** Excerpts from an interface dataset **
○ ○ ○ ○ ○ ○ ○
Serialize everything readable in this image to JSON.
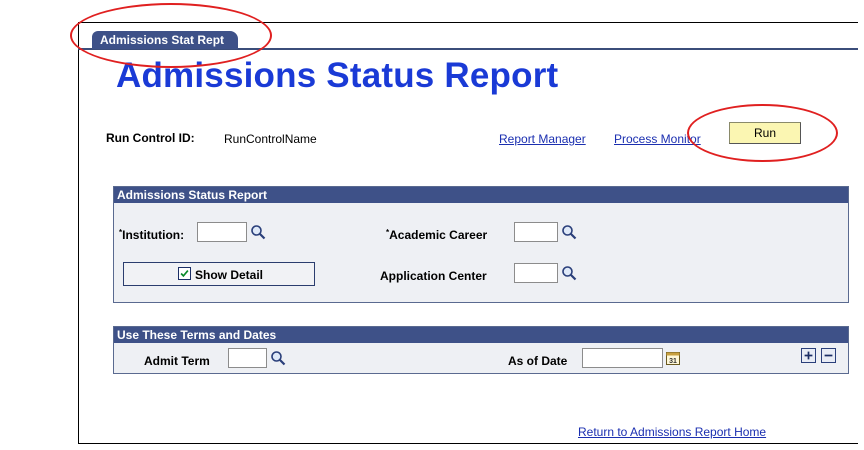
{
  "tab": {
    "label": "Admissions Stat Rept"
  },
  "page": {
    "title": "Admissions Status Report"
  },
  "run_control": {
    "label": "Run Control ID:",
    "value": "RunControlName"
  },
  "links": {
    "report_manager": "Report Manager",
    "process_monitor": "Process Monitor",
    "return_home": "Return to Admissions Report Home"
  },
  "run_button": {
    "label": "Run"
  },
  "section1": {
    "title": "Admissions Status Report",
    "institution": {
      "label": "Institution:",
      "required": "*",
      "value": ""
    },
    "academic_career": {
      "label": "Academic Career",
      "required": "*",
      "value": ""
    },
    "show_detail": {
      "label": "Show Detail",
      "checked": true
    },
    "application_center": {
      "label": "Application Center",
      "value": ""
    }
  },
  "section2": {
    "title": "Use These Terms and Dates",
    "admit_term": {
      "label": "Admit Term",
      "value": ""
    },
    "as_of_date": {
      "label": "As of Date",
      "value": ""
    },
    "calendar_day": "31"
  },
  "icons": {
    "lookup": "magnifier-icon",
    "calendar": "calendar-icon",
    "add": "plus-icon",
    "remove": "minus-icon"
  },
  "colors": {
    "tab_bg": "#3e5188",
    "title": "#1a3ad6",
    "link": "#1b2fb0",
    "run_bg": "#fbf6b2",
    "annotation": "#e02020"
  }
}
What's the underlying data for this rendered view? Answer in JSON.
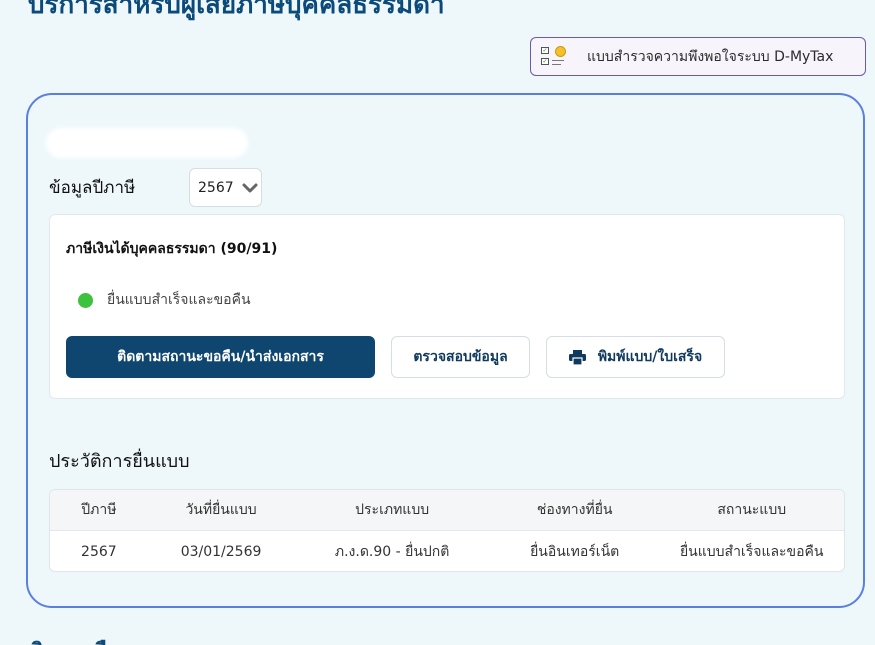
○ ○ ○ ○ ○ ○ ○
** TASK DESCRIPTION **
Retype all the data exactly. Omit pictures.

** RESULT FOR THIS TASK **
Serialize everything readable in this image to JSON.
{
  "tab": {
    "label": "Admissions Stat Rept"
  },
  "page": {
    "title": "Admissions Status Report"
  },
  "run_control": {
    "label": "Run Control ID:",
    "value": "RunControlName"
  },
  "links": {
    "report_manager": "Report Manager",
    "process_monitor": "Process Monitor",
    "return_home": "Return to Admissions Report Home"
  },
  "run_button": {
    "label": "Run"
  },
  "section1": {
    "title": "Admissions Status Report",
    "institution": {
      "label": "Institution:",
      "required": "*",
      "value": ""
    },
    "academic_career": {
      "label": "Academic Career",
      "required": "*",
      "value": ""
    },
    "show_detail": {
      "label": "Show Detail",
      "checked": true
    },
    "application_center": {
      "label": "Application Center",
      "value": ""
    }
  },
  "section2": {
    "title": "Use These Terms and Dates",
    "admit_term": {
      "label": "Admit Term",
      "value": ""
    },
    "as_of_date": {
      "label": "As of Date",
      "value": ""
    },
    "calendar_day": "31"
  },
  "icons": {
    "lookup": "magnifier-icon",
    "calendar": "calendar-icon",
    "add": "plus-icon",
    "remove": "minus-icon"
  },
  "colors": {
    "tab_bg": "#3e5188",
    "title": "#1a3ad6",
    "link": "#1b2fb0",
    "run_bg": "#fbf6b2",
    "annotation": "#e02020"
  }
}
What's the underlying data for this rendered view? Answer in JSON.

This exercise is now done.